**WORK ITEM:** Answer with a bare number: the count of lines in the data below that contain the word "Trends".

**RECORD SET:**

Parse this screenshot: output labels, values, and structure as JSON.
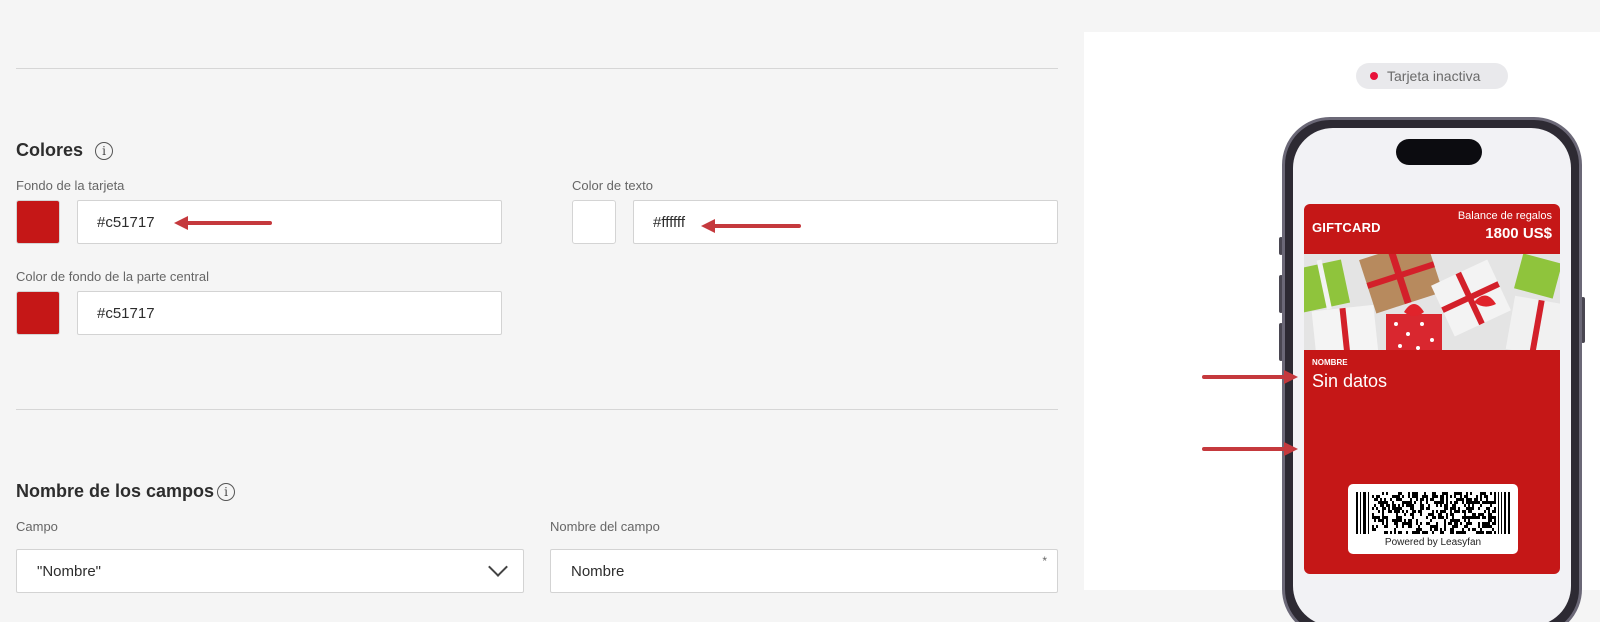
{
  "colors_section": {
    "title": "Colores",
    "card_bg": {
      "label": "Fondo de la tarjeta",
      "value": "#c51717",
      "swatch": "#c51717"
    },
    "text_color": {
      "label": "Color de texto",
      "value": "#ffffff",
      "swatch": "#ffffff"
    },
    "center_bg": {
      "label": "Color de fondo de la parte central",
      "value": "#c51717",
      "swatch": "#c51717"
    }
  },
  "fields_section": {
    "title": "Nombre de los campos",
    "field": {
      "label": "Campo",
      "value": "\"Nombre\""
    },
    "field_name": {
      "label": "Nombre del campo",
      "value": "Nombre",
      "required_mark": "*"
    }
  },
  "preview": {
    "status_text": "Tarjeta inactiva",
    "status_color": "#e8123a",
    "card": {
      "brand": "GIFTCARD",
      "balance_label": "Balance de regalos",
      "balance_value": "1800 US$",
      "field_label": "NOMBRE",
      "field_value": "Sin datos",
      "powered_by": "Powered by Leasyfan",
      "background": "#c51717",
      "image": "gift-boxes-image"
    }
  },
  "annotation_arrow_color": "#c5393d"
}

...

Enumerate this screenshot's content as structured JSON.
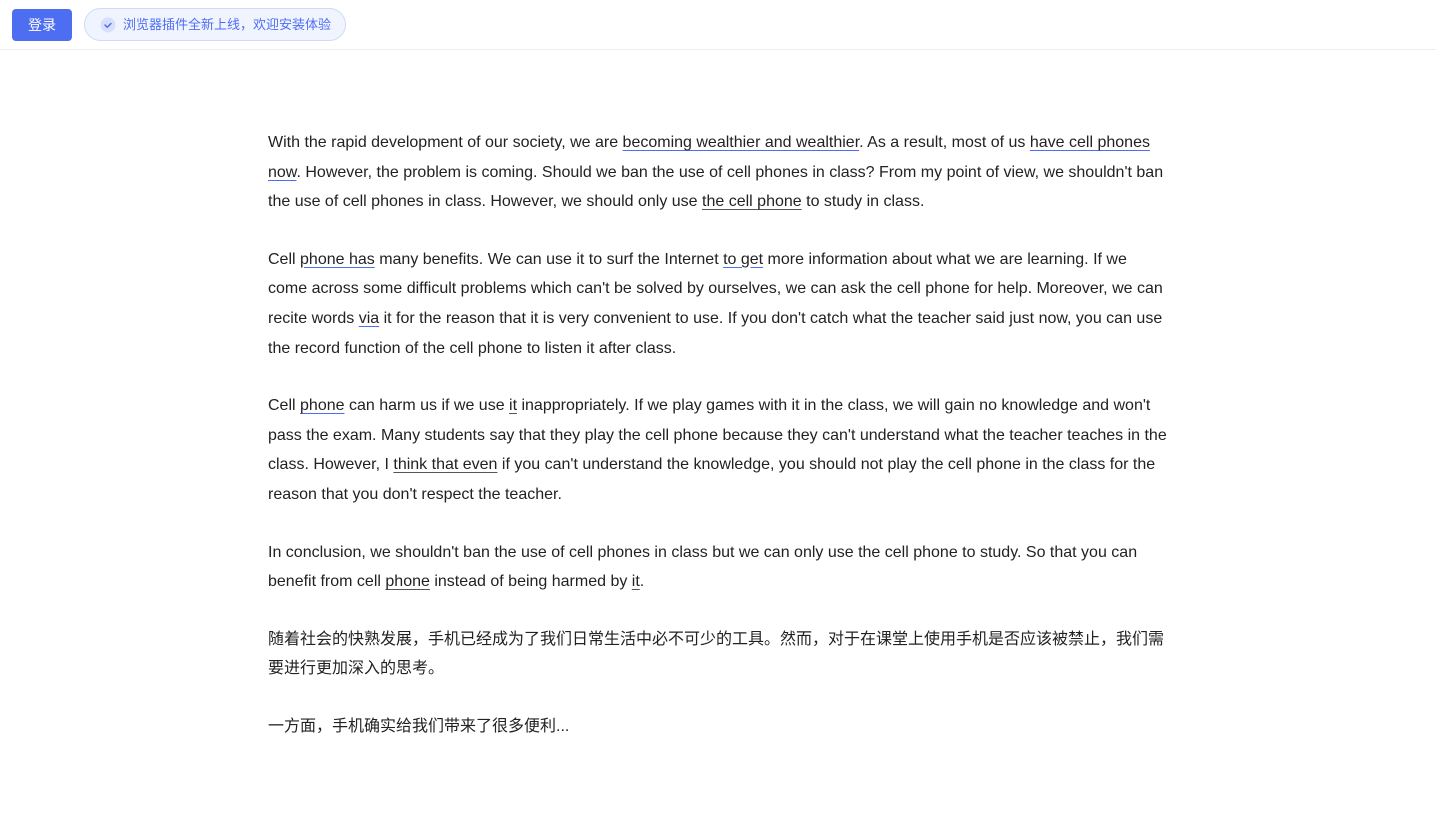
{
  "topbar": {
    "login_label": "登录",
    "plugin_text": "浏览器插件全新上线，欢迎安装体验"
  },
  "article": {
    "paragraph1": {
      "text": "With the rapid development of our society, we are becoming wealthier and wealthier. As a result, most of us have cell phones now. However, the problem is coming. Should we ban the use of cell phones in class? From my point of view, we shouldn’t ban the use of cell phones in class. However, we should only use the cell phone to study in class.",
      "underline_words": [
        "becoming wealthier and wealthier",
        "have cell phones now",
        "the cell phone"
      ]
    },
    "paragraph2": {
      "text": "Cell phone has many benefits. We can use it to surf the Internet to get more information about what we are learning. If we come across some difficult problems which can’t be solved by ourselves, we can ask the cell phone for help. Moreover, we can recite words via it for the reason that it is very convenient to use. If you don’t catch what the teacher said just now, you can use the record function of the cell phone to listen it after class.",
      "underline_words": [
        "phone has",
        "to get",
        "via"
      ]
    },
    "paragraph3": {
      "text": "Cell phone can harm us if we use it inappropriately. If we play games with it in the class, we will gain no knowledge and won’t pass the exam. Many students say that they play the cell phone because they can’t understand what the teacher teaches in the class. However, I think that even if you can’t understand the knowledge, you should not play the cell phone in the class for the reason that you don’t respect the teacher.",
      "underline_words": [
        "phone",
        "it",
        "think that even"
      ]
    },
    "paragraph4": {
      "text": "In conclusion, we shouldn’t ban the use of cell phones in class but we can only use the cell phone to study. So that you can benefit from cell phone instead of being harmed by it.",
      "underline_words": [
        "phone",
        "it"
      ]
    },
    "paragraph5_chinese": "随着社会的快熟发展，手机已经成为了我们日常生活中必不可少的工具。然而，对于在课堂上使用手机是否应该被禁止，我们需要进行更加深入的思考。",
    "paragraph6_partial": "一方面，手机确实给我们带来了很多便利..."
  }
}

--

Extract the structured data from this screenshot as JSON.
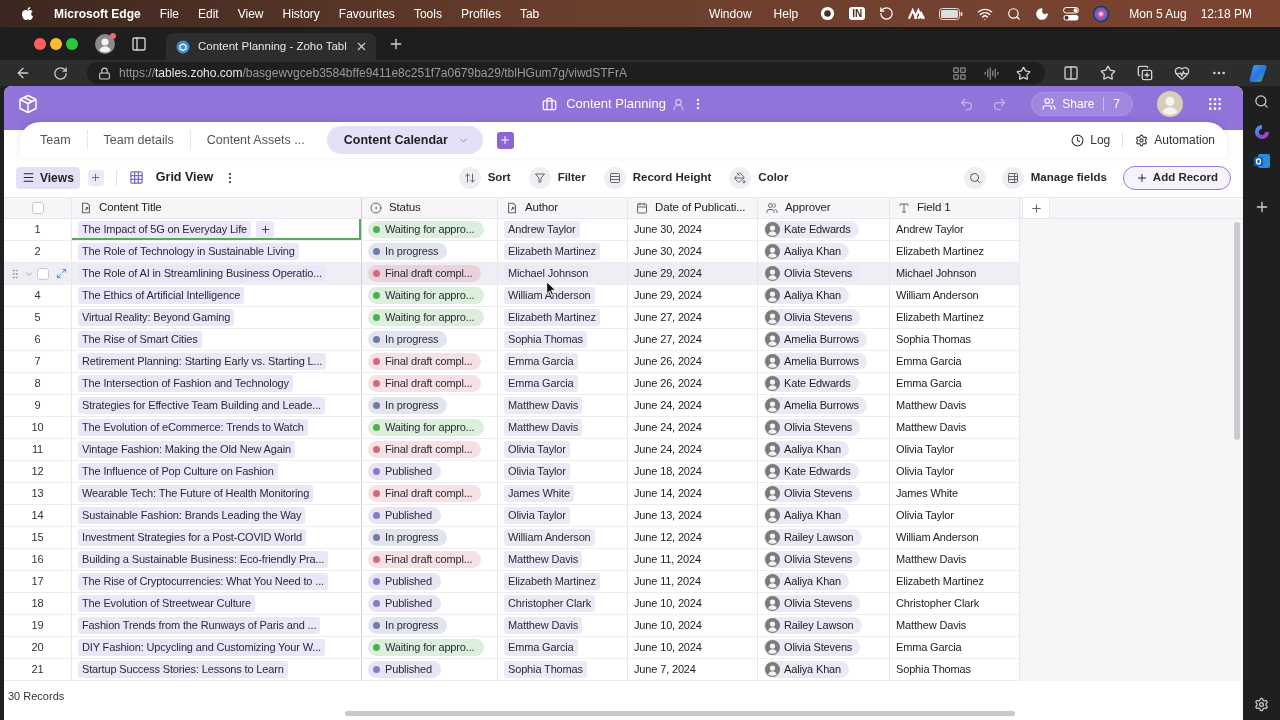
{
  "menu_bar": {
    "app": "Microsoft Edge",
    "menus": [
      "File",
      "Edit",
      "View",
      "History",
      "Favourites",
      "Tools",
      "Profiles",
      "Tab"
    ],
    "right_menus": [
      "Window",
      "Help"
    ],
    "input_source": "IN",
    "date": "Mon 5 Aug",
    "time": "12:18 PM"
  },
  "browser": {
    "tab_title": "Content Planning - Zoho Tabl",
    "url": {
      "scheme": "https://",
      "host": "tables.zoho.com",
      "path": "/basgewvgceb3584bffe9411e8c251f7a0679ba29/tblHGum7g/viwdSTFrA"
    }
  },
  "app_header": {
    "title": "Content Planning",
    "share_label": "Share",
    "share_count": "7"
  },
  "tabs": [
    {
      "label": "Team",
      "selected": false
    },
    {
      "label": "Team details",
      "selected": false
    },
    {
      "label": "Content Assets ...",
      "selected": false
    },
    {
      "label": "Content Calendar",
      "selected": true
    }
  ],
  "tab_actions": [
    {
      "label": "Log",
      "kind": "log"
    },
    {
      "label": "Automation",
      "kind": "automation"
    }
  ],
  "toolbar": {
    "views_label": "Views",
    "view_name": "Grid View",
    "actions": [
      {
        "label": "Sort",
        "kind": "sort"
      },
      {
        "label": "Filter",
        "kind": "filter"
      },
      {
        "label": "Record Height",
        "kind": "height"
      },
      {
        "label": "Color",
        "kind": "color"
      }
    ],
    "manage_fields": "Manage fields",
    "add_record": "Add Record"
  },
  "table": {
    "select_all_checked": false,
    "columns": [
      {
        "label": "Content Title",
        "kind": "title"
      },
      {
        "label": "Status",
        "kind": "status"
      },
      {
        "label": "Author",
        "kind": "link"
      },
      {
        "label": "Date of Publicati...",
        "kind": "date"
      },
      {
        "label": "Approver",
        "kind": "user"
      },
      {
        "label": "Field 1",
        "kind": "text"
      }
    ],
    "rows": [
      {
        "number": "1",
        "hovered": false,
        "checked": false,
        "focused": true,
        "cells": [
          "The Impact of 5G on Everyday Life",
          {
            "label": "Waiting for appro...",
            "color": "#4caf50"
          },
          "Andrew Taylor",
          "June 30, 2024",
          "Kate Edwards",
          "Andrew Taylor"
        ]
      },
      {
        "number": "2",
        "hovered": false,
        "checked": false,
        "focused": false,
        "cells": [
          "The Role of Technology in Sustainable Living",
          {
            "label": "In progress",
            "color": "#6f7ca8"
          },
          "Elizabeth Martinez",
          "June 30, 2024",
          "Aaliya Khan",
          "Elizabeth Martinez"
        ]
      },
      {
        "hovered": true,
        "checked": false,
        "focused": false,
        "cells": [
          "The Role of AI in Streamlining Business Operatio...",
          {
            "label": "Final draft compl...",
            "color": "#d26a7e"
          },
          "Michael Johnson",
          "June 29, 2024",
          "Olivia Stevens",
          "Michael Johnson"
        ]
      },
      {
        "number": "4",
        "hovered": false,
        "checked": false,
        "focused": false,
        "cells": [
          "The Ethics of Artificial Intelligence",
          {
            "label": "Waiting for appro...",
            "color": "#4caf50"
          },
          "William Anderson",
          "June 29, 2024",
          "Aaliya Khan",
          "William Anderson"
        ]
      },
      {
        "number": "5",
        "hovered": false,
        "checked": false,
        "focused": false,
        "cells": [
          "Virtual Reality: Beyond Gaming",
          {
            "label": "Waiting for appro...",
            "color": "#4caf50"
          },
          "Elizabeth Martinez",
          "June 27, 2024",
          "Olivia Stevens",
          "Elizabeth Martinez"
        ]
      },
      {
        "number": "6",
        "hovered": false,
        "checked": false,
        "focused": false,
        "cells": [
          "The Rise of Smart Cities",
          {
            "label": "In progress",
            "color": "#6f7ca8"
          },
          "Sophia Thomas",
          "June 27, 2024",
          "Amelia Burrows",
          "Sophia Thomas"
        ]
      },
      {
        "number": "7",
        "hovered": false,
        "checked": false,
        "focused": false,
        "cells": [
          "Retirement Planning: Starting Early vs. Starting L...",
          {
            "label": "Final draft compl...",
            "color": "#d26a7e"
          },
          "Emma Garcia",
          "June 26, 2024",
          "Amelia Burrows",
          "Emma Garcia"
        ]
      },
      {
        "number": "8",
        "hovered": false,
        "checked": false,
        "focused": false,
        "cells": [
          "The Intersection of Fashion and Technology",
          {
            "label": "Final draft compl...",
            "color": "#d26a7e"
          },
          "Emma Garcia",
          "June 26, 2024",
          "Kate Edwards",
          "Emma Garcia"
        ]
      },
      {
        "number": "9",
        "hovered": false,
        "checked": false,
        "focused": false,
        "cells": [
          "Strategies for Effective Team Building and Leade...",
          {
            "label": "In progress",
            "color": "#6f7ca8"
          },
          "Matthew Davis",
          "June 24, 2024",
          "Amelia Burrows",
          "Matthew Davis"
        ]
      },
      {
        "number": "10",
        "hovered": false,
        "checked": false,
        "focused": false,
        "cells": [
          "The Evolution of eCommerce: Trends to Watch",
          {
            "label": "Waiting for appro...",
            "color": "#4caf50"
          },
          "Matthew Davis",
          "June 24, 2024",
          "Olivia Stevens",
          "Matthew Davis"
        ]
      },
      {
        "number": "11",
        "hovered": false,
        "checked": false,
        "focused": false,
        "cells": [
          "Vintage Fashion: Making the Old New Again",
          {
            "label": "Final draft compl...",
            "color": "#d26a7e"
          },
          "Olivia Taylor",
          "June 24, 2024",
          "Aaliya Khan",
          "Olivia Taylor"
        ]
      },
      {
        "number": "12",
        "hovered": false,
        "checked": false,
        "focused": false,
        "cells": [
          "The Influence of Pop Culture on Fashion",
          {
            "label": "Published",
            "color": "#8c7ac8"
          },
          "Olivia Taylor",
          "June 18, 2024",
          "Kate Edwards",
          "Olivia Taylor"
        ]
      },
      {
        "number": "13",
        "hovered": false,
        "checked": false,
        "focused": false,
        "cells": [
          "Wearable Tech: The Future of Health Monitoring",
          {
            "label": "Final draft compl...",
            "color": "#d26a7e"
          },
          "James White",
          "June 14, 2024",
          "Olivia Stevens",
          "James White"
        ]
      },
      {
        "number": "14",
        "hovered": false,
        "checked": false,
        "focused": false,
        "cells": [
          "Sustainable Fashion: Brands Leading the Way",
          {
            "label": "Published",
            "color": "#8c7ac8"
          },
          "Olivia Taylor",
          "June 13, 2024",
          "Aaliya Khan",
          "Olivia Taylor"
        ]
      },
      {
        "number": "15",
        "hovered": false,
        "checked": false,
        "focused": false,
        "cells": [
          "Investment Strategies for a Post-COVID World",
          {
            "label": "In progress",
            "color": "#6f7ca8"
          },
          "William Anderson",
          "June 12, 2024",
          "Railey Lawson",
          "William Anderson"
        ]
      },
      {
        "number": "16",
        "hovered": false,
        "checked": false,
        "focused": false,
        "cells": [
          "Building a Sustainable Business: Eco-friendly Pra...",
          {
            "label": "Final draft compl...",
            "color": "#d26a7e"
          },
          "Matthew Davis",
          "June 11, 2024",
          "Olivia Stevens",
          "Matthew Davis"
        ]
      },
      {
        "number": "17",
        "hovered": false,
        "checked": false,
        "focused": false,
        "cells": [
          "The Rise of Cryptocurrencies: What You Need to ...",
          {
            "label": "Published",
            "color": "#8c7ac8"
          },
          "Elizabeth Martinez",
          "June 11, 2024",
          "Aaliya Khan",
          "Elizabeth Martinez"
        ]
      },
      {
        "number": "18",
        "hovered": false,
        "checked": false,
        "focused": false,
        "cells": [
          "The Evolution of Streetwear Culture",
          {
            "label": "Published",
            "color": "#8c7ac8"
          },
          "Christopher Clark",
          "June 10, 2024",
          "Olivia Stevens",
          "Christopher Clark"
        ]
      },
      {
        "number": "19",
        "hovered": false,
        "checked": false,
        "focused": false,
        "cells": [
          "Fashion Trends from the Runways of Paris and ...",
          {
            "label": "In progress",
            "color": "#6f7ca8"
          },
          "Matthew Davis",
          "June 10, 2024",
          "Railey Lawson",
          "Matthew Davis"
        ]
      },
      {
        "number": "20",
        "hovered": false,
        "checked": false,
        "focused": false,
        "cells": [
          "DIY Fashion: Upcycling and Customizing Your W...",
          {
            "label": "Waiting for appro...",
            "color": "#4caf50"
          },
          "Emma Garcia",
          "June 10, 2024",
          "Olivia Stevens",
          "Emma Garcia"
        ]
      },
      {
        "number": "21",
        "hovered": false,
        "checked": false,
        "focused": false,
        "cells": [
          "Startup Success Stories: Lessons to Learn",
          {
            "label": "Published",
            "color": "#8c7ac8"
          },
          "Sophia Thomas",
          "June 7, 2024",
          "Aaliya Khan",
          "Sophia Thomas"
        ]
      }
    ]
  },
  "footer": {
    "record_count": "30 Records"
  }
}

**SOLVED PROBLEM:** 2